War is arguably the trickiest topic to tackle in filmmaking: because perhaps more than any other genre, war films can really wind people up.
Historical accuracy is important and is the most common aspect which set people off, and rightly so: but at the same time, we don’t want a dry history lesson. Similarly we want strong characters which we can both be in awe of and sympathise with: we want to see the horror and violence of war and the effects it has on these people, yet we don’t want glorified hero-worship and propaganda. To put it simply, it’s a balancing act.
Recently I was disappointed by America Sniper because it took what was a controversial topic, and diluted it down: it was well made and well acted yes, but in the end it was little more than a Box Office copout.
Fury however ticks most of the right boxes, and though I would shy away from placing it in the very top-bracket, it is still a very good film.
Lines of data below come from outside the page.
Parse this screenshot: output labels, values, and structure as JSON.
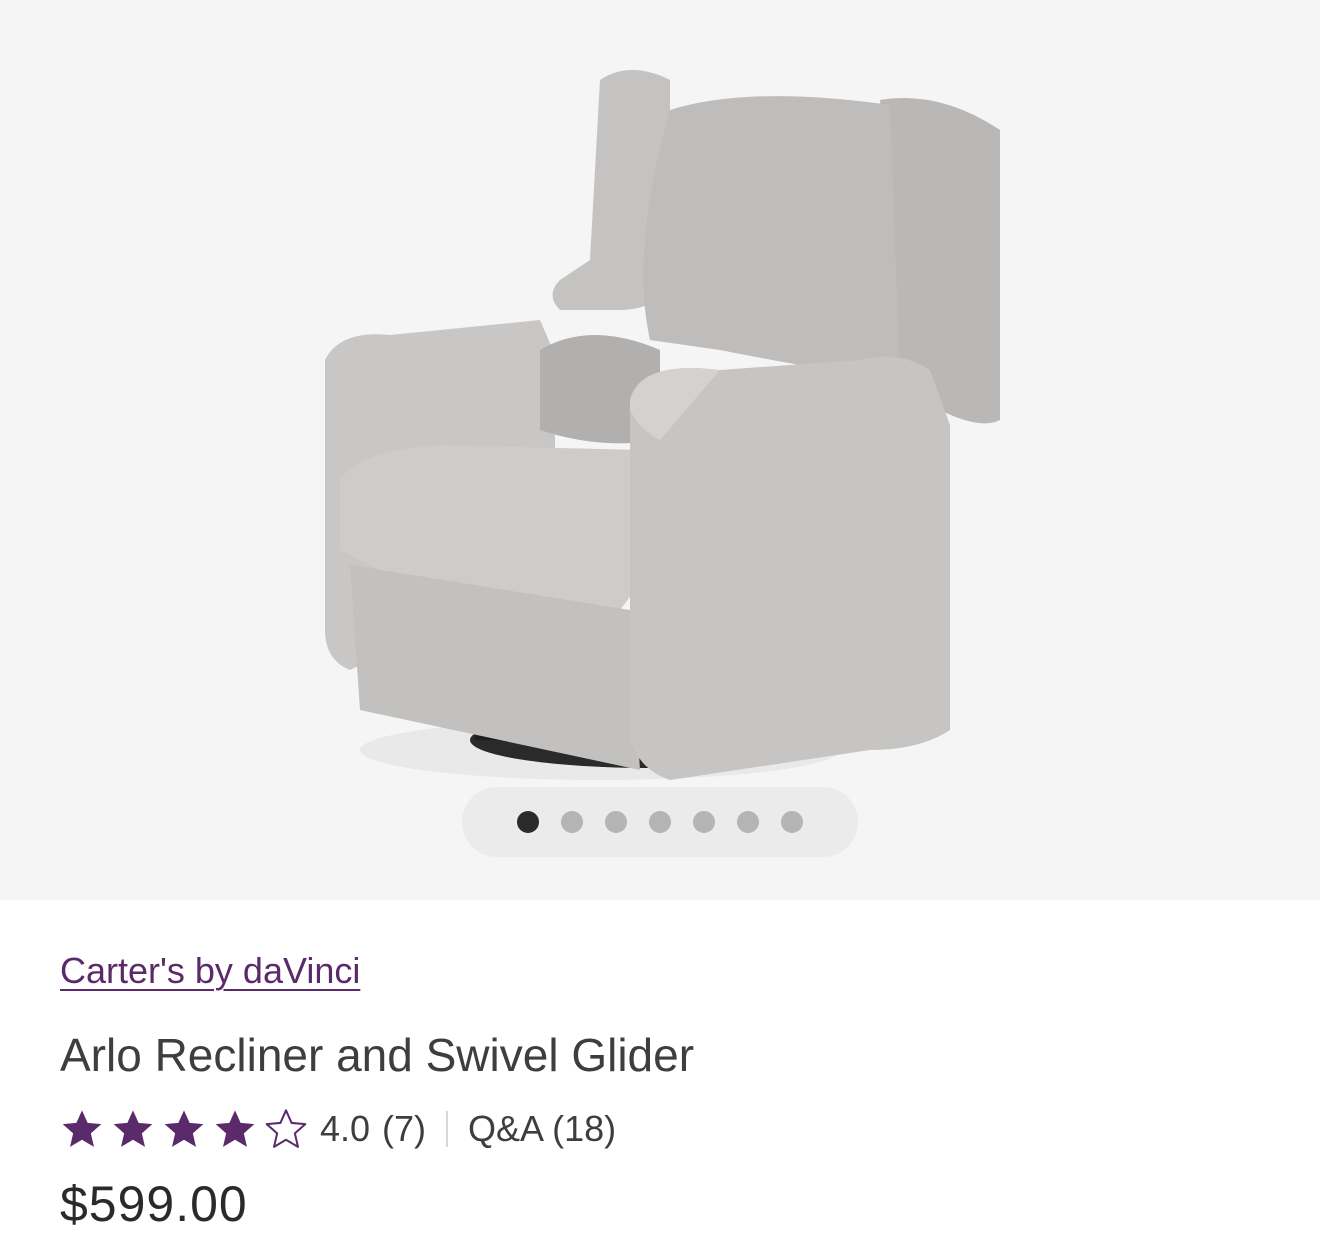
{
  "gallery": {
    "image_alt": "Gray upholstered wingback recliner and swivel glider chair",
    "dot_count": 7,
    "active_index": 0
  },
  "product": {
    "brand": "Carter's by daVinci",
    "title": "Arlo Recliner and Swivel Glider",
    "rating_value": "4.0",
    "rating_stars": 4,
    "rating_max": 5,
    "rating_count": "(7)",
    "qa_label": "Q&A (18)",
    "price": "$599.00"
  },
  "colors": {
    "accent": "#5a2a6a",
    "text": "#3e3e3e",
    "gallery_bg": "#f5f5f5",
    "dot_active": "#2b2b2b",
    "dot_inactive": "#b4b4b4"
  },
  "icons": {
    "star_filled": "star-filled-icon",
    "star_empty": "star-outline-icon"
  }
}
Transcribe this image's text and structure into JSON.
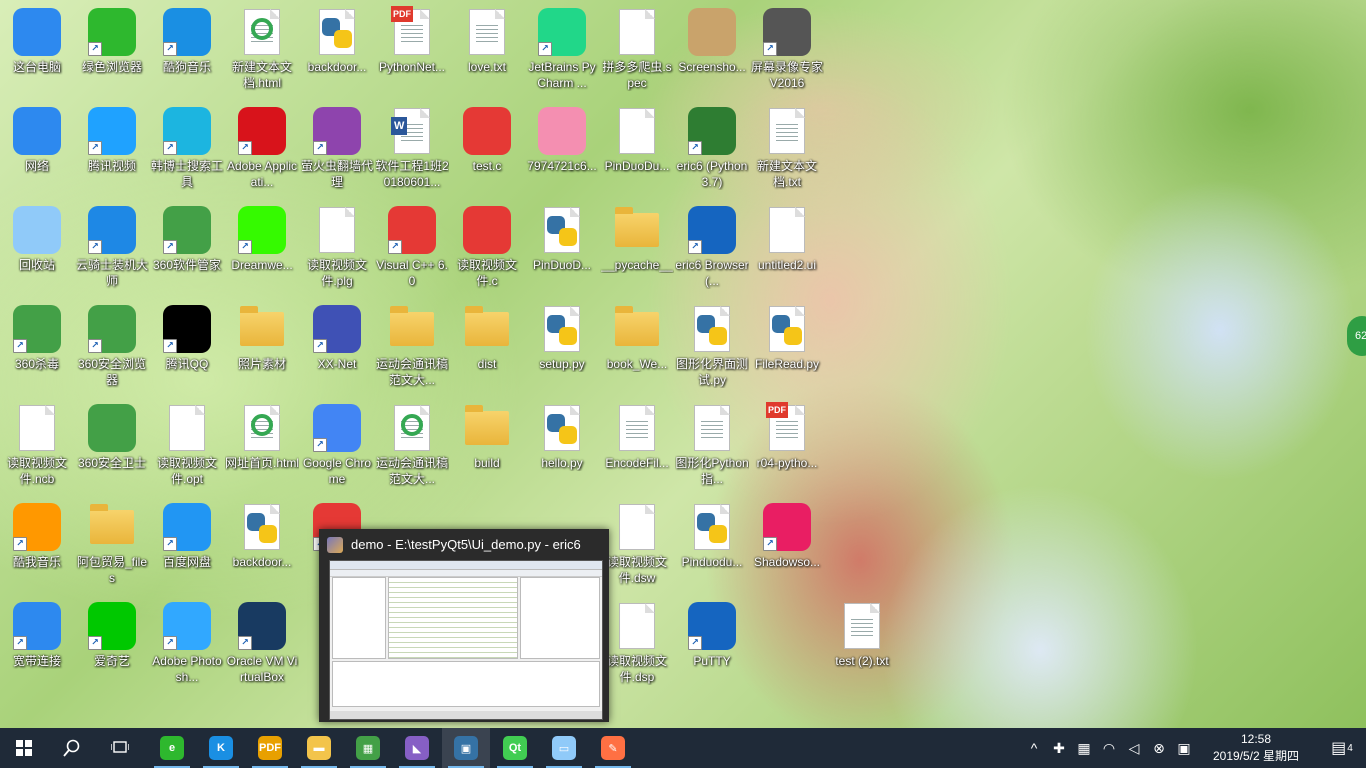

Set during the final months of World War II Fury focuses upon a single tank unit, commanded by the war-hardened Don “wardaddy” Collier (Brad Pitt) and his five-man crew. Collier has fought from North Africa, to Normandy, to Germany, and has slowly seen his soul hollowed from the experience.
This is in stark contrast to the newest recruit, a young clerk named Norman, who is more suited to typing memos than shooting Nazis. It is mainly the interactions between Collier and Norman that make Fury work so well. Collier is a soldier, and sees soldiering as the job which they have to do: and epitomises the “it’s either them or us” mentality when it comes to pulling the trigger. He is really neither a hero nor a villain, but a man doing his job; and it is when Norman fails in his duty that Collier is forced to take matters into his hands, in what is one of the films most memorable scenes.
Unsurprisingly considering its title, Fury is an intense and relentless experience. From credits-to-credits the film is grim: from a German SS Officer being stabbed through the eye, to the tank-tracks continuous roll through the thick mud and scattered remains of shattered lives. One characteristic which will strike people though, and I assume was purely an artistic choice by director David Ayer, is the use of colour to show the trajectory of the bullets. This instantly causes you to think of Star Wars, but not in an inappropriate way: it is visual aid which only increases the ferocity of the action and helps bombard the senses of the audience.
However, Fury is not all about fighting, as there is thankfully a lull in the onslaught when Collier and Norman visit a flat during a stop over in a small German village. The scene gives greater insight into the human element between those fighting and those waiting for the war to be over, and is crucial in elevating the film to the next level.
But despite this, I still think Fury just misses out on top honours. The final scenes are characteristic of the film, but are perhaps a bit too over the top. And while films such as Saving Private Ryan use the catchphrase FUBAR, I felt ‘best job I ever had’ smacked of imitation, while lacking the same power.
A lot of critics have said Fury is the best war film since Private Ryan and in some ways I agree with them. But if I were to watch anything on war, and World War II in particular, for me Band of Brothers trumps them all. It may not be a film as such, but it is as close to perfection as you’re ever likely to get.
Fury then is an intense and entertaining war film, but in the end it’s missing that vital ingredient to take it to the top: it’s missing Stephen Spielberg.